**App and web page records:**
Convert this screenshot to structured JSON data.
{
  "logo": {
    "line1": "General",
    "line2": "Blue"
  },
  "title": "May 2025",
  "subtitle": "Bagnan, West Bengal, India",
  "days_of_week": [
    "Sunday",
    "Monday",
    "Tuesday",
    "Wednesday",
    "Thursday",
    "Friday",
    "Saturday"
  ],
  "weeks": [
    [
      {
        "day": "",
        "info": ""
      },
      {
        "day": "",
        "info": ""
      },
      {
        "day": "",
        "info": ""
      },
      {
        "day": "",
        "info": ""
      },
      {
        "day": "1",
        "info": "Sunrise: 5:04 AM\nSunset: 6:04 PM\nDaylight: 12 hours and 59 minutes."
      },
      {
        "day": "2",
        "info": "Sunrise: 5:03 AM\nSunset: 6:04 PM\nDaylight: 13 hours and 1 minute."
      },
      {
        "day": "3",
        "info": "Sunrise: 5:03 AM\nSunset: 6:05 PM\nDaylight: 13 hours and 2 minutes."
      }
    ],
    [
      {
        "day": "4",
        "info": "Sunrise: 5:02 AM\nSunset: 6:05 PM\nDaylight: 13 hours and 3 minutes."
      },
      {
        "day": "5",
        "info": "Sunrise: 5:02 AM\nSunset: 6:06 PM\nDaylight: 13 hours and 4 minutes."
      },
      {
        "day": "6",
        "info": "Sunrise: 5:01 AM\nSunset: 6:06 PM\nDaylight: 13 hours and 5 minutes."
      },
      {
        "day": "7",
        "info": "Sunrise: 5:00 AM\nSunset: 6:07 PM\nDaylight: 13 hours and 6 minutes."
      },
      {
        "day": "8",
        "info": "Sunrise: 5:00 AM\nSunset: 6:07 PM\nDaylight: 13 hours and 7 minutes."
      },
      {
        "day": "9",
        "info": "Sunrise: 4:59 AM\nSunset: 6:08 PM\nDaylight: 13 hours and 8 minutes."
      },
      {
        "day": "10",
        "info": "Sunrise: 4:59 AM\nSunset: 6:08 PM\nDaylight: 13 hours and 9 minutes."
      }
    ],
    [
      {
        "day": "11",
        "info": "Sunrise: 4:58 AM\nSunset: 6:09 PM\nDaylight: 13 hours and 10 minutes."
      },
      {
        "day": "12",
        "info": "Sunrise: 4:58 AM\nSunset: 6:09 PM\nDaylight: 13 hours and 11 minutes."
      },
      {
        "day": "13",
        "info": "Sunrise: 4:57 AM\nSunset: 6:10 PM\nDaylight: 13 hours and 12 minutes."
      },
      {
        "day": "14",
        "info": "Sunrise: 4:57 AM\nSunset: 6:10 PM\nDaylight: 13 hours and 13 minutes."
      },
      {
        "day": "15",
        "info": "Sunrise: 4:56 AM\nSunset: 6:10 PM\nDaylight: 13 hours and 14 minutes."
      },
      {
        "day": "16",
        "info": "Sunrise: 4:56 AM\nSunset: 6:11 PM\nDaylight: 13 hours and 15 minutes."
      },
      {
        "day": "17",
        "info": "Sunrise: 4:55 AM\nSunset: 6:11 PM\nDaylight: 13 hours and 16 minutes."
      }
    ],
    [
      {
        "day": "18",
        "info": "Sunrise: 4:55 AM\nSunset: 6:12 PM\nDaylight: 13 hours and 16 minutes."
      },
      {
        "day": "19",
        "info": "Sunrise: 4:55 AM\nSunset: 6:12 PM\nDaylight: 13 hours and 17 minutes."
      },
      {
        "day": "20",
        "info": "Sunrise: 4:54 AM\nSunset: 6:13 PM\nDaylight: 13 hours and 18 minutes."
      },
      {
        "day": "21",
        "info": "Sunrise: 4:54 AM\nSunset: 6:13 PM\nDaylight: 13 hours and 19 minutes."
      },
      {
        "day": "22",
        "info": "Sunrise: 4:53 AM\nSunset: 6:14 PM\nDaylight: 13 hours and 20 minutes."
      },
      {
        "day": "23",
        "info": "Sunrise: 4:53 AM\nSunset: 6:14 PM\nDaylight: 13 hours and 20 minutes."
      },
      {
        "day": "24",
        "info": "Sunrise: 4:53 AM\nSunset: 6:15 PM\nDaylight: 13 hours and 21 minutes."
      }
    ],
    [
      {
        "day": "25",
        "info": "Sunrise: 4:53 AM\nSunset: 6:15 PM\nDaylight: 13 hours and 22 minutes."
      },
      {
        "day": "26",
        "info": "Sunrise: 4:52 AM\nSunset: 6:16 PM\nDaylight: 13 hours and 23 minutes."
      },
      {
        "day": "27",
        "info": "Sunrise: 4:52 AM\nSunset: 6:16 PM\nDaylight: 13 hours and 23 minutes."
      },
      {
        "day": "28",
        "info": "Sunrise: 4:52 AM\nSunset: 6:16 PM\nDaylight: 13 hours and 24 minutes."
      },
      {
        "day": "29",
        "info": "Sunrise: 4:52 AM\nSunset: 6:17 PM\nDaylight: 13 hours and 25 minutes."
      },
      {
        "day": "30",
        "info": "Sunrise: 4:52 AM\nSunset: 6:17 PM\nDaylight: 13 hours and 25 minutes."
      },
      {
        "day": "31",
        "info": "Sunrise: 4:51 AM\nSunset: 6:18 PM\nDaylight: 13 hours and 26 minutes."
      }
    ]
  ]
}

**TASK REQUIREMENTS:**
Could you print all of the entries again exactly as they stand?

**WRITTEN SOLUTION:**
Convert this screenshot to structured JSON data.
{
  "logo": {
    "line1": "General",
    "line2": "Blue"
  },
  "title": "May 2025",
  "subtitle": "Bagnan, West Bengal, India",
  "days_of_week": [
    "Sunday",
    "Monday",
    "Tuesday",
    "Wednesday",
    "Thursday",
    "Friday",
    "Saturday"
  ],
  "weeks": [
    [
      {
        "day": "",
        "info": ""
      },
      {
        "day": "",
        "info": ""
      },
      {
        "day": "",
        "info": ""
      },
      {
        "day": "",
        "info": ""
      },
      {
        "day": "1",
        "info": "Sunrise: 5:04 AM\nSunset: 6:04 PM\nDaylight: 12 hours and 59 minutes."
      },
      {
        "day": "2",
        "info": "Sunrise: 5:03 AM\nSunset: 6:04 PM\nDaylight: 13 hours and 1 minute."
      },
      {
        "day": "3",
        "info": "Sunrise: 5:03 AM\nSunset: 6:05 PM\nDaylight: 13 hours and 2 minutes."
      }
    ],
    [
      {
        "day": "4",
        "info": "Sunrise: 5:02 AM\nSunset: 6:05 PM\nDaylight: 13 hours and 3 minutes."
      },
      {
        "day": "5",
        "info": "Sunrise: 5:02 AM\nSunset: 6:06 PM\nDaylight: 13 hours and 4 minutes."
      },
      {
        "day": "6",
        "info": "Sunrise: 5:01 AM\nSunset: 6:06 PM\nDaylight: 13 hours and 5 minutes."
      },
      {
        "day": "7",
        "info": "Sunrise: 5:00 AM\nSunset: 6:07 PM\nDaylight: 13 hours and 6 minutes."
      },
      {
        "day": "8",
        "info": "Sunrise: 5:00 AM\nSunset: 6:07 PM\nDaylight: 13 hours and 7 minutes."
      },
      {
        "day": "9",
        "info": "Sunrise: 4:59 AM\nSunset: 6:08 PM\nDaylight: 13 hours and 8 minutes."
      },
      {
        "day": "10",
        "info": "Sunrise: 4:59 AM\nSunset: 6:08 PM\nDaylight: 13 hours and 9 minutes."
      }
    ],
    [
      {
        "day": "11",
        "info": "Sunrise: 4:58 AM\nSunset: 6:09 PM\nDaylight: 13 hours and 10 minutes."
      },
      {
        "day": "12",
        "info": "Sunrise: 4:58 AM\nSunset: 6:09 PM\nDaylight: 13 hours and 11 minutes."
      },
      {
        "day": "13",
        "info": "Sunrise: 4:57 AM\nSunset: 6:10 PM\nDaylight: 13 hours and 12 minutes."
      },
      {
        "day": "14",
        "info": "Sunrise: 4:57 AM\nSunset: 6:10 PM\nDaylight: 13 hours and 13 minutes."
      },
      {
        "day": "15",
        "info": "Sunrise: 4:56 AM\nSunset: 6:10 PM\nDaylight: 13 hours and 14 minutes."
      },
      {
        "day": "16",
        "info": "Sunrise: 4:56 AM\nSunset: 6:11 PM\nDaylight: 13 hours and 15 minutes."
      },
      {
        "day": "17",
        "info": "Sunrise: 4:55 AM\nSunset: 6:11 PM\nDaylight: 13 hours and 16 minutes."
      }
    ],
    [
      {
        "day": "18",
        "info": "Sunrise: 4:55 AM\nSunset: 6:12 PM\nDaylight: 13 hours and 16 minutes."
      },
      {
        "day": "19",
        "info": "Sunrise: 4:55 AM\nSunset: 6:12 PM\nDaylight: 13 hours and 17 minutes."
      },
      {
        "day": "20",
        "info": "Sunrise: 4:54 AM\nSunset: 6:13 PM\nDaylight: 13 hours and 18 minutes."
      },
      {
        "day": "21",
        "info": "Sunrise: 4:54 AM\nSunset: 6:13 PM\nDaylight: 13 hours and 19 minutes."
      },
      {
        "day": "22",
        "info": "Sunrise: 4:53 AM\nSunset: 6:14 PM\nDaylight: 13 hours and 20 minutes."
      },
      {
        "day": "23",
        "info": "Sunrise: 4:53 AM\nSunset: 6:14 PM\nDaylight: 13 hours and 20 minutes."
      },
      {
        "day": "24",
        "info": "Sunrise: 4:53 AM\nSunset: 6:15 PM\nDaylight: 13 hours and 21 minutes."
      }
    ],
    [
      {
        "day": "25",
        "info": "Sunrise: 4:53 AM\nSunset: 6:15 PM\nDaylight: 13 hours and 22 minutes."
      },
      {
        "day": "26",
        "info": "Sunrise: 4:52 AM\nSunset: 6:16 PM\nDaylight: 13 hours and 23 minutes."
      },
      {
        "day": "27",
        "info": "Sunrise: 4:52 AM\nSunset: 6:16 PM\nDaylight: 13 hours and 23 minutes."
      },
      {
        "day": "28",
        "info": "Sunrise: 4:52 AM\nSunset: 6:16 PM\nDaylight: 13 hours and 24 minutes."
      },
      {
        "day": "29",
        "info": "Sunrise: 4:52 AM\nSunset: 6:17 PM\nDaylight: 13 hours and 25 minutes."
      },
      {
        "day": "30",
        "info": "Sunrise: 4:52 AM\nSunset: 6:17 PM\nDaylight: 13 hours and 25 minutes."
      },
      {
        "day": "31",
        "info": "Sunrise: 4:51 AM\nSunset: 6:18 PM\nDaylight: 13 hours and 26 minutes."
      }
    ]
  ]
}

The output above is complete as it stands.